values are cached inside a call to C<apply_diffs()> for efficiency.

The key generators used by C<Algorithm::Diff::Apply> have the same
semantics as the ones used by C<Algorithm::Diff>. See

When you're dealing with objects, a simple wrapper around one of the
object class's methods often does the trick:

	# Book objects representing titles produced by a publishing
	# house are considered unique if their ISBNs are
	# identical.

	my @books = ...;
	my $booksdiff1 = ...;
	my $booksdiff2 = ...;
	apply_diffs(\@books, {
	                    key_generator => sub {
	                            my $book = shift;
	                            return $book->isbn();
	            bookdiff1 => $booksdiff1,
	            bookdiff2 => $booksdiff2 );

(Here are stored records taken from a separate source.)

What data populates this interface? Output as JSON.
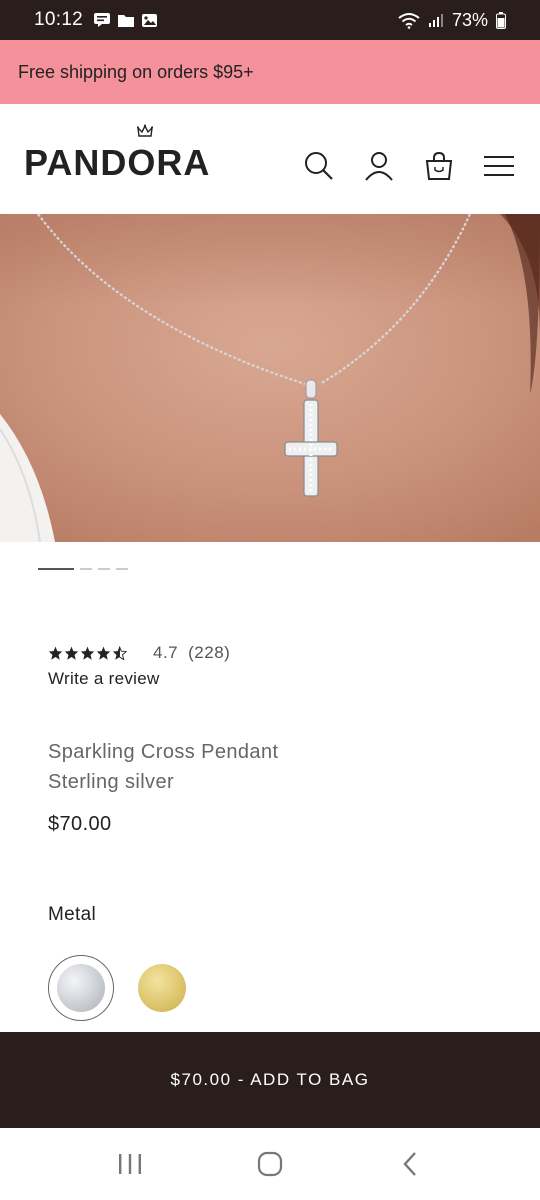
{
  "status": {
    "time": "10:12",
    "battery": "73%",
    "left_icons": [
      "message-icon",
      "folder-icon",
      "gallery-icon"
    ],
    "right_icons": [
      "wifi-icon",
      "signal-icon",
      "battery-icon"
    ]
  },
  "promo": {
    "text": "Free shipping on orders $95+",
    "background": "#f5919a"
  },
  "header": {
    "logo": "PANDORA",
    "icons": [
      "search-icon",
      "account-icon",
      "bag-icon",
      "menu-icon"
    ]
  },
  "gallery": {
    "image": "cross-pendant-necklace-on-model",
    "slides": 4,
    "active_slide": 1
  },
  "product": {
    "rating_stars": 4.7,
    "rating_value": "4.7",
    "rating_count": "(228)",
    "write_review": "Write a review",
    "name": "Sparkling Cross Pendant",
    "material": "Sterling silver",
    "price": "$70.00"
  },
  "metal": {
    "label": "Metal",
    "options": [
      {
        "name": "silver",
        "color": "#c8ccd2",
        "selected": true
      },
      {
        "name": "gold",
        "color": "#dcc46a",
        "selected": false
      }
    ]
  },
  "cta": {
    "label": "$70.00 - ADD TO BAG",
    "background": "#2a1e1c"
  },
  "navbar": {
    "icons": [
      "recent-apps-icon",
      "home-icon",
      "back-icon"
    ]
  }
}
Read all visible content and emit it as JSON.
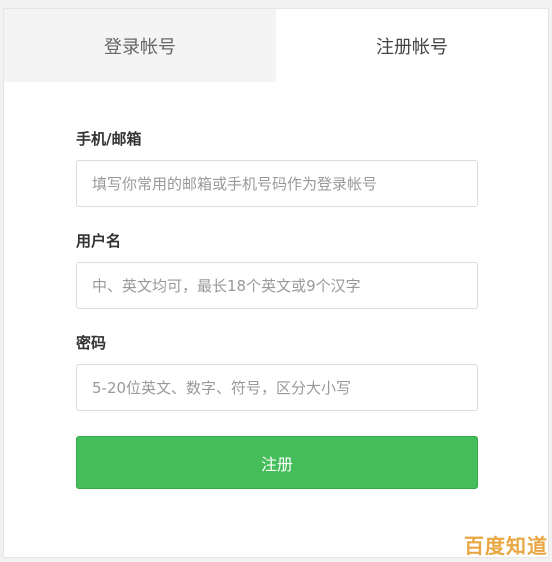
{
  "tabs": {
    "login": "登录帐号",
    "register": "注册帐号"
  },
  "form": {
    "account_label": "手机/邮箱",
    "account_placeholder": "填写你常用的邮箱或手机号码作为登录帐号",
    "username_label": "用户名",
    "username_placeholder": "中、英文均可，最长18个英文或9个汉字",
    "password_label": "密码",
    "password_placeholder": "5-20位英文、数字、符号，区分大小写",
    "submit_label": "注册"
  },
  "colors": {
    "submit_green": "#45bd5a",
    "watermark_orange": "#e8a33a"
  },
  "watermark": "百度知道"
}
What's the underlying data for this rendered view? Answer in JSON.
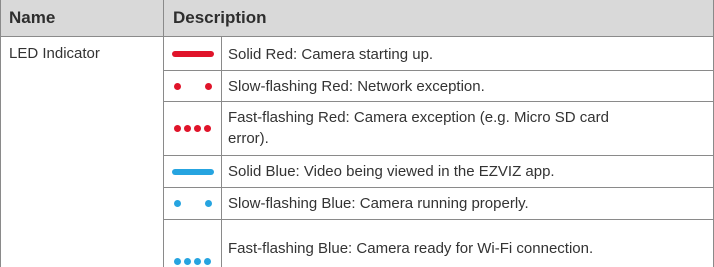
{
  "header": {
    "name": "Name",
    "description": "Description"
  },
  "row_name": "LED Indicator",
  "colors": {
    "red": "#e0142a",
    "blue": "#26a4e0"
  },
  "rows": [
    {
      "icon": "solid-red-led-icon",
      "text": "Solid Red: Camera starting up."
    },
    {
      "icon": "slow-flashing-red-led-icon",
      "text": "Slow-flashing Red: Network exception."
    },
    {
      "icon": "fast-flashing-red-led-icon",
      "text": "Fast-flashing Red: Camera exception (e.g. Micro SD card error)."
    },
    {
      "icon": "solid-blue-led-icon",
      "text": "Solid Blue: Video being viewed in the EZVIZ app."
    },
    {
      "icon": "slow-flashing-blue-led-icon",
      "text": "Slow-flashing Blue: Camera running properly."
    },
    {
      "icon": "fast-flashing-blue-led-icon",
      "text": "Fast-flashing Blue: Camera ready for Wi-Fi connection."
    }
  ]
}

Different kinds of thing in your array? Not a problem.

	key_generator => sub {
		my $arg = shift;
		local $_ = ref($arg) or return $arg;
		/Book/     and return $arg->isbn();
		/Product/  and return $arg->serial_number();
		/UKPerson/ and return $arg->nat_ins_number();
		/Person/   and return $arg->uid();
		# ... fallback case ...
		return "$arg";    # stringify: always unique

Remember that A::D::Apply only uses this type of callback when trying
to optimise away or reduce conflicting hunks. That's why the "singular
form" C<apply_diff()> doesn't take this option.

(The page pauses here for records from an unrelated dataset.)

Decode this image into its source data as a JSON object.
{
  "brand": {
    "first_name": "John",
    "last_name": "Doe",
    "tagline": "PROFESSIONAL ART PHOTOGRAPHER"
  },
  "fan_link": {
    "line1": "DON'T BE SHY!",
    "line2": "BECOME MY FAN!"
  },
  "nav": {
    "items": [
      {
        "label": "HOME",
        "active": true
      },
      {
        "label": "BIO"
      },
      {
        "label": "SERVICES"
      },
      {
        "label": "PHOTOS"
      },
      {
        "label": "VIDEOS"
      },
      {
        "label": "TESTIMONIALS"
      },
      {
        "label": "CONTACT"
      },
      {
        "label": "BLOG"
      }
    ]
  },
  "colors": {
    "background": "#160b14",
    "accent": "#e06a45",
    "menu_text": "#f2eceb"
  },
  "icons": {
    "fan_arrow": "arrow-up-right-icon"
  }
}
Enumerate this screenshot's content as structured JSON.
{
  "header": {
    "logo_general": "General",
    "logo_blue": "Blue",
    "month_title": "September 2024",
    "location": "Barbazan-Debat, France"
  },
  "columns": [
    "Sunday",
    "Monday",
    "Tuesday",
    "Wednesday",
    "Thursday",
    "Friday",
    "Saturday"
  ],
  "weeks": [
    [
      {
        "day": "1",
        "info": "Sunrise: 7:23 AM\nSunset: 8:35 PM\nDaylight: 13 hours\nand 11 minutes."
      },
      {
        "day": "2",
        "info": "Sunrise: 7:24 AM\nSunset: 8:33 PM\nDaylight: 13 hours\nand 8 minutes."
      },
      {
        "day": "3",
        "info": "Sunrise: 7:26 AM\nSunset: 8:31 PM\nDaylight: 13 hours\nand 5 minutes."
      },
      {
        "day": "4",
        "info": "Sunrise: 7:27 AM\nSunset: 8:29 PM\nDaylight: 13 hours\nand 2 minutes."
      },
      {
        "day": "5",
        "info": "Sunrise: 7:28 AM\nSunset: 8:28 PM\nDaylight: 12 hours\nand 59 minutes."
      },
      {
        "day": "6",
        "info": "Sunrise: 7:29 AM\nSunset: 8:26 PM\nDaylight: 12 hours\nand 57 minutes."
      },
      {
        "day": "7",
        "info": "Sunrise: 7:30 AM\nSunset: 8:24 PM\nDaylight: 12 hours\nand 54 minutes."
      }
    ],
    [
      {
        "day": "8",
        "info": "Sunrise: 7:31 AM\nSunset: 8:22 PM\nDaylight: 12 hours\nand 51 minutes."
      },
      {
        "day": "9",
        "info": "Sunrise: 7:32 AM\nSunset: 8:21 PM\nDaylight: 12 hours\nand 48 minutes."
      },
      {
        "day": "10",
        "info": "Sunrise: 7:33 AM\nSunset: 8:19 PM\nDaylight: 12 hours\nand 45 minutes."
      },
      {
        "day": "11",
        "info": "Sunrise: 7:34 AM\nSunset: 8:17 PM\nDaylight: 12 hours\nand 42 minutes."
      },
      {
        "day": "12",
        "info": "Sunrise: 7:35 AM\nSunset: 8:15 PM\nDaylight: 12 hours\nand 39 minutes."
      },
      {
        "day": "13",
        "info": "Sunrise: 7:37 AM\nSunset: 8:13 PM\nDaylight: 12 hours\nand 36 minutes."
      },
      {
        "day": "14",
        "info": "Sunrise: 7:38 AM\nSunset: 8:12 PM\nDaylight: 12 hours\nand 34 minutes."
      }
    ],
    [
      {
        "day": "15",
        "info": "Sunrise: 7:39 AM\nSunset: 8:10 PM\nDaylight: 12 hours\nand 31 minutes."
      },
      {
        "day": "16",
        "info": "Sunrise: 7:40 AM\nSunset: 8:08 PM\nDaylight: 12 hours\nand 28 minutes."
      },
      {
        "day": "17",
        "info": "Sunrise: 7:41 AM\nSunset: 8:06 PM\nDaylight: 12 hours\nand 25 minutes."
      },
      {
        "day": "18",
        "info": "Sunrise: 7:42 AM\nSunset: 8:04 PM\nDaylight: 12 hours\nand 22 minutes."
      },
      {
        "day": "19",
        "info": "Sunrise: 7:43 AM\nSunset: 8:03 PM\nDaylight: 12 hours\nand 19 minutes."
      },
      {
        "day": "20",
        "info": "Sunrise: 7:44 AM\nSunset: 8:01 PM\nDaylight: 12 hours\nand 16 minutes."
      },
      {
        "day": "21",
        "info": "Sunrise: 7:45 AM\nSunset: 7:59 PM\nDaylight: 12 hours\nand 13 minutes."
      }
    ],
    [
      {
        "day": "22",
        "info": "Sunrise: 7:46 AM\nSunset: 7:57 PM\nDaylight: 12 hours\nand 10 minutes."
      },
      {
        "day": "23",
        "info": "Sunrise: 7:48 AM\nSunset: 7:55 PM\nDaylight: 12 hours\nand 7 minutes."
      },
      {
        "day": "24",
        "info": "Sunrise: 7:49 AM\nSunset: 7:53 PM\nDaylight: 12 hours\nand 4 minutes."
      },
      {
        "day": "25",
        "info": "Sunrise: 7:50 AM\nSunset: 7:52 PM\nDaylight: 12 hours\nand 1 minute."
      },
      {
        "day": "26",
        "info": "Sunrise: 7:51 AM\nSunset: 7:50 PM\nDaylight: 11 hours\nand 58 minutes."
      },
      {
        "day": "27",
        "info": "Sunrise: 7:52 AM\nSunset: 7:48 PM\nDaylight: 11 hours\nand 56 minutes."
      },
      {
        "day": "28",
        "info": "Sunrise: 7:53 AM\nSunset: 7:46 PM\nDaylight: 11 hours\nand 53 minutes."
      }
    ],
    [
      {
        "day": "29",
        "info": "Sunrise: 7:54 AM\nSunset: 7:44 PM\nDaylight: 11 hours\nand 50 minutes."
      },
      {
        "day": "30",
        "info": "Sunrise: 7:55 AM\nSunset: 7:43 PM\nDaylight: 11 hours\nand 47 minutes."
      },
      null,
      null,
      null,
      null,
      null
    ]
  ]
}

C<apply_diffs()> makes you uniquely label the diffs you're applying
when merging and applying them together, in the hope that when a
conflict occurs, a meaningful name can be associated with each source
of changes.

A diff label should reflect where the change came from, and can be
anything you like: a revision number, a URL, a filename, or just a
unique number. C<Algorithm::Diff::Apply> doesn't care about the exact
syntax of the tag names you use - any unique string will do.

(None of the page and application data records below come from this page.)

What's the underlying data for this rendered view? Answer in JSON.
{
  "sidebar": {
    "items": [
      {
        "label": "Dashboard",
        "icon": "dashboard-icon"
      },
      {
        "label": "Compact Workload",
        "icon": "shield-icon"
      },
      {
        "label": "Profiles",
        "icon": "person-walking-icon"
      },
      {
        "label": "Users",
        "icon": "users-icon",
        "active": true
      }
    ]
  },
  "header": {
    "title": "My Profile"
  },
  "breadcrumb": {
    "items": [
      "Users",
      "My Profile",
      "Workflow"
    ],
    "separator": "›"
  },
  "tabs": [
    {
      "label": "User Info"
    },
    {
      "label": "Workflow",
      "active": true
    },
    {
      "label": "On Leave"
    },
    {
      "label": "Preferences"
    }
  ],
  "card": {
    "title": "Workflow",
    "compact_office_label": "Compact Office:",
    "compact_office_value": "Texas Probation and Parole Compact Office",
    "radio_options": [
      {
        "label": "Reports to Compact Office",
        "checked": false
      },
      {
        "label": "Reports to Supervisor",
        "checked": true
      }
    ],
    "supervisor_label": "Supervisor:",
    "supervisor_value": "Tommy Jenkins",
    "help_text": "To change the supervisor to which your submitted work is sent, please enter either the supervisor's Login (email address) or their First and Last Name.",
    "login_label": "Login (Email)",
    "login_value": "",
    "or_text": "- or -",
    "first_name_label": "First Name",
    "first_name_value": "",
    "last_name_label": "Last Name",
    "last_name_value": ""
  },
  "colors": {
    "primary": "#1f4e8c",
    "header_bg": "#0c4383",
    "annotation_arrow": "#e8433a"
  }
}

This convention is also used by the callback routines whose interfaces
are described in L<CALLBACK INTERFACES> above.

=head1 TO-DO

The calling convention for options is ugly and confusing, and defeats
prototyping. It's done like that to correspond with other modules in
the I<Algorithm::{Diff,Patch}> family, but alternative syntaxes should
probably be permitted.

Add more conflict optimisers. If anyone out there has a good routine,
and would like to see it added to the library, then I'd be happy to
incorporate it.

=head1 SEE ALSO

=over 4

=item Tracking:

You can report bugs in this module at
L<http://rt.cpan.org/NoAuth/Bugs.html?Dist=Algorithm-Diff-Apply>, or to the
author directly via email.

=item Other Perl modules:

L<Algorithm::Diff>, of course. Other modules that do similar things to
C<Algorithm::Diff::Apply>: L<Algorithm::Merge>, L<VCS::Lite>.

=item Papers, software, and discussions:

[1] Automated Merging of Software Modifications, R. E. Mullen, CISL
Cambridge, Honeywell Software Productivity Symposium, Minneapolis MN,
April 1977: L<http://www.multicians.org/mullen-paper.html>.

Codeville: L<http://bitconjurer.org/codeville/>.

darcs: L<http://www.abridgegame.org/darcs/>.

Monotone: L<http://www.venge.net/monotone/>.

Interesting information for anyone building a full VCS:


=head1 AUTHOR

Andrew Chadwick, I<andrewc-algodiffaply@piffle.org>.

=head1 LICENCE

Copyright (c) 2003 Andrew Chadwick. This program is free software; you may
copy it, redistribute it, or modify it under the same terms as Perl itself.